A painted lady, Vanessa cardui, nectars on five-spot, Nemophilia maculate, Wednesday afternoon, in the Biological Orchard and Gardens (BOG), UC Davis campus. (Photo by Kathy Keatley Garvey)
Tidy tips, Layia platyglossa, in the UC Davis Biological Orchard and Gardens (BOG) drew painted ladies, Vanessa cardui, on Wednesday afternoon. (Photo by Kathy Keatley Garvey)
A sign welcomes visitors to the UC Davis Biological Orchard and Gardens (BOG). It is located behind Lot 26, behind the Mann Laboratory, off Kleiber Hall Drive. (Photo by Kathy Keatley Garvey)
A Flash of Orange: Welcome, California Tortoiseshell!

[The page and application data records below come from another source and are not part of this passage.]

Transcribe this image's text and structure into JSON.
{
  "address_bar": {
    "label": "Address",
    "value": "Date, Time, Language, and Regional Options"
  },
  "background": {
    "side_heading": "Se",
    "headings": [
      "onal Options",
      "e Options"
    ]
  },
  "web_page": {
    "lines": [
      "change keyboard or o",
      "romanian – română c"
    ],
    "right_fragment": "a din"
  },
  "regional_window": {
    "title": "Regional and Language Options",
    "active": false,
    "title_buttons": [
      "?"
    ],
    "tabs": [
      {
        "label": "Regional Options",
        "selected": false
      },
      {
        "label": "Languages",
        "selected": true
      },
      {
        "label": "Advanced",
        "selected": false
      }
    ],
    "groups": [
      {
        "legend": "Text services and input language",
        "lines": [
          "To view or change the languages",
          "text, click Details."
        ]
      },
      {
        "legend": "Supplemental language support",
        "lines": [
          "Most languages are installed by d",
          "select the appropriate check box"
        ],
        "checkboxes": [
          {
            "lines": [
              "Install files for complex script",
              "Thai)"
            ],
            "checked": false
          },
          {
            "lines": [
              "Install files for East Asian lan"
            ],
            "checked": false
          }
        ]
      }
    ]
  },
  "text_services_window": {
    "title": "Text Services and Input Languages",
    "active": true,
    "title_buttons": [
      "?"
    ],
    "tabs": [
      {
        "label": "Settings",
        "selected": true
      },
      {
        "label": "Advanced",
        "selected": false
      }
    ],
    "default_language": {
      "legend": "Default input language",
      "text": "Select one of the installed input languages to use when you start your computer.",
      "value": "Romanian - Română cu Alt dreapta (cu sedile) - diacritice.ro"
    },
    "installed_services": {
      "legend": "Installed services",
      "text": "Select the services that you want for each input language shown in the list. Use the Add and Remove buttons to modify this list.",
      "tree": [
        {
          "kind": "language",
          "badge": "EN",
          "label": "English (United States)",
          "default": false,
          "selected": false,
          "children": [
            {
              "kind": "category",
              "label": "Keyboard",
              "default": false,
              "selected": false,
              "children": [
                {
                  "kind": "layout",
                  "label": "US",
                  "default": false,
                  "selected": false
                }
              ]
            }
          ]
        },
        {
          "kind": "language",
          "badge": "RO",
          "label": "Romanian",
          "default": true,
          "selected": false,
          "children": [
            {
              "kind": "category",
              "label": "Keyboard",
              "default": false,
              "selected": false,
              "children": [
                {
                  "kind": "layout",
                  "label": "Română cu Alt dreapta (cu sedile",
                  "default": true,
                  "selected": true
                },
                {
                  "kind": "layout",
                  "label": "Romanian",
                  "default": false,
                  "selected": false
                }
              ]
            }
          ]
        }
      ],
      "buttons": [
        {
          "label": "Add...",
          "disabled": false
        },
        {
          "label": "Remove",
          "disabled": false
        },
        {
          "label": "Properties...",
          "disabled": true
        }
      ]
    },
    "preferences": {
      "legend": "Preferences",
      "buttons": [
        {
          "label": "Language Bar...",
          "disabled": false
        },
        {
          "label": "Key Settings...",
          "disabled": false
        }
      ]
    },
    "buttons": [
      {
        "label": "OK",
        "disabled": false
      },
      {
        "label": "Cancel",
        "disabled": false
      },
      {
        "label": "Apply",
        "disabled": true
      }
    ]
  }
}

A flash of orange. Usually we see assorted orange butterflies--Gulf Fritillaries (Agraulis vanillae) or Painted Ladies (Vanessa cardui) or Monarchs...
A California Tortoiseshell (Nymphalis californica) nectaring on a butterfly bush (Buddleia davidii) in Vacaville, Calif. (Photo by Kathy Keatley Garvey)
The California Tortoiseshell is bright orange with black spots on the wings, but the underside is a dullish gray-brown, resembling a dead leaf. (Photo by Kathy Keatley Garvey)
This image of the California Tortoiseshell shows the dullish brown and gray underwings, a perfect camouflage. (Photo by Kathy Keatley Garvey)
Sometimes it seems like forever before the California Tortoiseshell spreads its wings. This one did several times before it fluttered off. (Photo by Kathy Keatley Garvey)
Not a Good Time to Be a Monarch Caterpillar
Migrating monarchs are fluttering daily into our yard in Vacaville, Calif., one by one, two by two, three by three, and four by four, for a little...
A monarch caterpillar munches on tropical milkweed in Vacaville, Calif. on Friday, Oct. 27. (Photo by Kathy Keatley Garvey)
Pacific Northwest monarchs began migrating to their overwintering sites along coastal California in last August and early September. This one touched down on milkweed in Vacaville, Calif. on Sept. 12. (Photo by Kathy Keatley Garvey)
This was the scene Nov. 14, 2016 at the Natural Bridges State Park's Monarch Grove Butterfly Natural Preserve, Santa Cruz. They were overwintering 80 feet high in a eucalpytus tree. (Photo by Kathy Keatley Garvey)